##### Records for the exercise #####
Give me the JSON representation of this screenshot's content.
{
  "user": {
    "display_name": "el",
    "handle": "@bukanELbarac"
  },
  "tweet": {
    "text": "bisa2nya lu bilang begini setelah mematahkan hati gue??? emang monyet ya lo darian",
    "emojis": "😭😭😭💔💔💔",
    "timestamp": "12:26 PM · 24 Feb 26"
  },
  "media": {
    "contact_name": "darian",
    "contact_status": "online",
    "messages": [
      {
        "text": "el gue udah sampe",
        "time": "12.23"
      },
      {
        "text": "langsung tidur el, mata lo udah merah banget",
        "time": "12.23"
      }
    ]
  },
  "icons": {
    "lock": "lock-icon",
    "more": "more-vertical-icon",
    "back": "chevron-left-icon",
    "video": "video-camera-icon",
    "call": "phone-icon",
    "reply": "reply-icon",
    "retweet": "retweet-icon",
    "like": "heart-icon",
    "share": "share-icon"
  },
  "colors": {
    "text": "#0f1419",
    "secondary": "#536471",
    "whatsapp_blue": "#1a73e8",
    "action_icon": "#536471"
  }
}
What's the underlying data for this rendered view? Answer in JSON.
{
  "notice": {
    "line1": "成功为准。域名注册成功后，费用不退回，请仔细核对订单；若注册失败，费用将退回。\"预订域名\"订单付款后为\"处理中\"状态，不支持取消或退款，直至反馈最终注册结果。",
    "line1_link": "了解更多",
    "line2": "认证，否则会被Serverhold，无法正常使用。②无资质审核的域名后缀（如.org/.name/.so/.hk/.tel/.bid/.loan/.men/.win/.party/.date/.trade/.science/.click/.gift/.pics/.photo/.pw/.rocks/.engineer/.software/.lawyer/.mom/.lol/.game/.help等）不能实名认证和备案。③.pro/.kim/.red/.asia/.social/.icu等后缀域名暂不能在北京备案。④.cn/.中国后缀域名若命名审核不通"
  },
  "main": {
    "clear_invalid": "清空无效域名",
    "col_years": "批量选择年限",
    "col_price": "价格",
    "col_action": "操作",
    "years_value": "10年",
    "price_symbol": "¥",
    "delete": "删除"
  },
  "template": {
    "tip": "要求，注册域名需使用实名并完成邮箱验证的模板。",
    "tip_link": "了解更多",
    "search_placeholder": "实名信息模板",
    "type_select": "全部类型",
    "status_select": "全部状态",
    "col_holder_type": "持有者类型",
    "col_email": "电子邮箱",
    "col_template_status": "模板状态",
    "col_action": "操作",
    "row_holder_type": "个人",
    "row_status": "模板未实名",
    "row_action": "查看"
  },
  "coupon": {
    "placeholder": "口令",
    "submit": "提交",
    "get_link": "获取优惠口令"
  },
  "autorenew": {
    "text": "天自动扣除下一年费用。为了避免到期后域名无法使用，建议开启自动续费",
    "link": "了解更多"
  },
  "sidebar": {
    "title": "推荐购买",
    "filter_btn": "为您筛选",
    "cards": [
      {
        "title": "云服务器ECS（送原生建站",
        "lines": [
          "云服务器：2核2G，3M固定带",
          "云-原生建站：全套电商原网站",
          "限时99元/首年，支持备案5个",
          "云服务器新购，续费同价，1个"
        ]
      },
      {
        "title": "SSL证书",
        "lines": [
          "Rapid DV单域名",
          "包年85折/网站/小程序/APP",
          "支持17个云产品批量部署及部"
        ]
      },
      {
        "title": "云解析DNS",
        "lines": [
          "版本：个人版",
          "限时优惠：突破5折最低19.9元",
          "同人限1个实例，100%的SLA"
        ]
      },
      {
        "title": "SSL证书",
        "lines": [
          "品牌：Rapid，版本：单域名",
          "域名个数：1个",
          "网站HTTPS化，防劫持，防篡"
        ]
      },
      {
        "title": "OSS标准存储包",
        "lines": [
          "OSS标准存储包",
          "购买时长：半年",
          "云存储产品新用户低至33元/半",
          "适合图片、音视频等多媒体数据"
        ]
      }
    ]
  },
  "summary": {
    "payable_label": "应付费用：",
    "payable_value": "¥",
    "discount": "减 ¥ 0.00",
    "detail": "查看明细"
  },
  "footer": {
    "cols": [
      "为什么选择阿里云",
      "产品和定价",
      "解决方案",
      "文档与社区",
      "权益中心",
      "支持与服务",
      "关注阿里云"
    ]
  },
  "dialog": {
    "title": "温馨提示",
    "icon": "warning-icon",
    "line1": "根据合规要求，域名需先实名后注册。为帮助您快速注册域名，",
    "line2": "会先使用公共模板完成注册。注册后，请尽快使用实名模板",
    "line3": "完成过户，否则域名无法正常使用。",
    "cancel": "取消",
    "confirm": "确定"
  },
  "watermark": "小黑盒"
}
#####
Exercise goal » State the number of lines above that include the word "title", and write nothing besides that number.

Output for this task » 7